Beginning in 2005 the INBI and FSANZ went through rounds of submission and rebuttals. The INBI series is here. The FSANZ series is here. Amongst other things it seems the GM crop developers had not conducted a simple cooking test on their GM grains to measure the production of AGEs, and that FSANZ would not ask them to do it.
When the approval of LY038 was pending in Australia in July 2007 INBI put out this media release [pdf link]. The excess production of these AGEs remained as one of the three principal concerns.
The journal debate on AGEs was published in September 2007, and it seems the LY038 crop was finally approved by FSANZ in December 2007.
In November 2009 news emerged that Monsanto had withdrawn their application for approval of LY038 with the European Food Safety Authority, EFSA. Latham & Wilson reported the withdrawal on November 10 at Independent Science News [link]. A day later Ho & Saunders at the Institute of Science in Society also provided a wonderful commentary and produced evidence of withdrawal letters, including a quote from Monsanto's European subsidiary Renessen:
- "In its letter to the EFSA, Renessen Europe stated that "conducting further studies ... can no longer be justified, in view of the additional costs involved and the reduced commercial interest in this product."" [link]
It seems that, unlike FSANZ, ESFA thought further testing was justified. Ho & Saunders provided quotations from the INBI's Prof Jack Heinemann..
- ""Personally, I don't believe the withdrawal of LY038 was for economic reasons," Heinemann said. "Monsanto estimated the street value of LY038 was going to be US$1 billion a year. Do we really believe that a market of US$1bn a year is too small for Monsanto? I don't. The European Food Safety Authority requested more safety data from Monsanto.""
- "Heinemann also indicated that from comments released to him, it appears that Finland for example, was not satisfied with either the number or the quality of animal-feeding studies, and Malta voted to reject the maize on the basis of the INBI submission, "the same science that FSANZ attempted to bury down here.""
The following day EFSA's rejection in the face of FSANZ approval was news in Australia: "Europe rejects GE corn but Australia has 'no concerns'"
I don't think the LY038 crop is in commercial production.
I don't really know why the Ames side to a debate on the dietary safety of AGEs is included on this list. The full argument is behind a paywall - I'll access it at a University and if it contains anything relevant to the human food safety of commercial GM crops I will provide an update here.

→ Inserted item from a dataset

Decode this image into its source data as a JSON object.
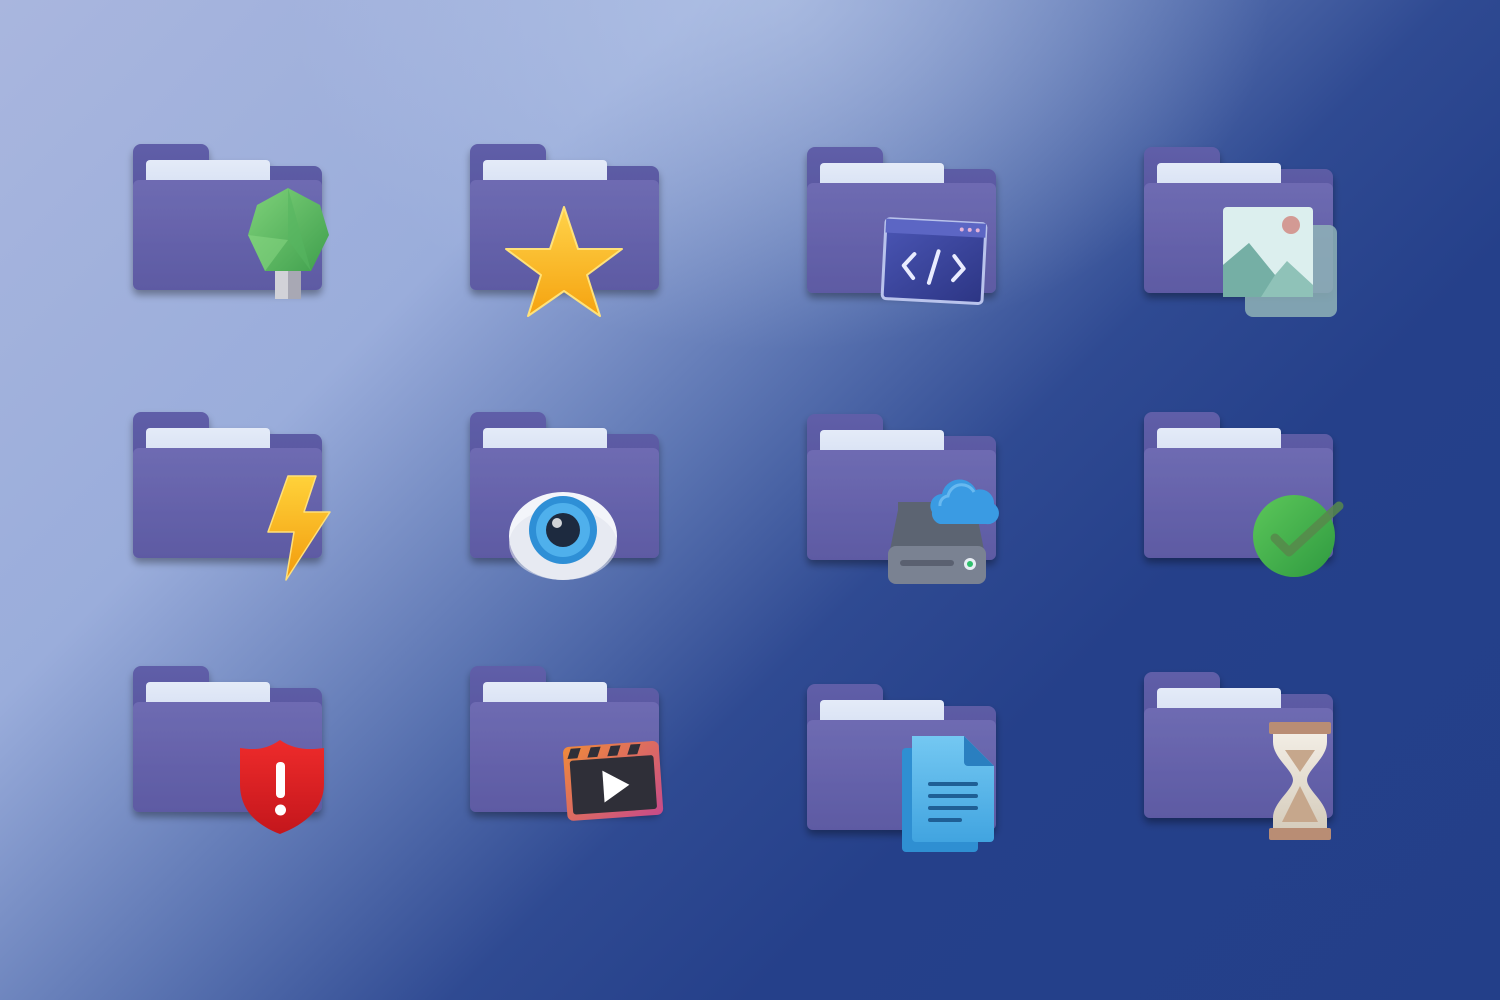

UPDATE: I have the pdf's for the three papers above now. They make no mention of GM crops whatsoever. Furthermore the placement of the Ames study on this list seems not only irrelevant but signifies bias. The Henle Introduction defined the 'debate' where the two authors (Ames on one side, and Šebeková & Somoza on the other) were given a task of building a specific argument. Neither author was charged with making a balanced assessment of all the literature. While the two authors cited 21 and 22 studies, they only had three in common. It was like two cherry picked lines of argument. Ames specifically defined her task: "The goal is to provide evidence that dietary AGEs are not a risk to human health". Despite this goal she nonetheless concluded that certain groups of people might be at risk from dietary AGEs, including infants, people suffering from inflammatory bowel disease and those with renal failure. She also concluded that more carefully designed studies were needed.
Although FSANZ did not make a heavy use of scientific literature in its rebuttal of the INBI's concerns about AGEs, it can be pointed out that 2 of the studies it used were also cited by Ames, and that a study FSANZ rejected had been cited by Šebeková & Somoza.
Transgenic High-Lysine Corn LY038 Withdrawn After EU Raises Safety Questions: Latham & Wilson, Independent Science News
High Lysine GM Maize Withdrawn, Safety Concerns: Ho & Saunders, Institute of Science in Society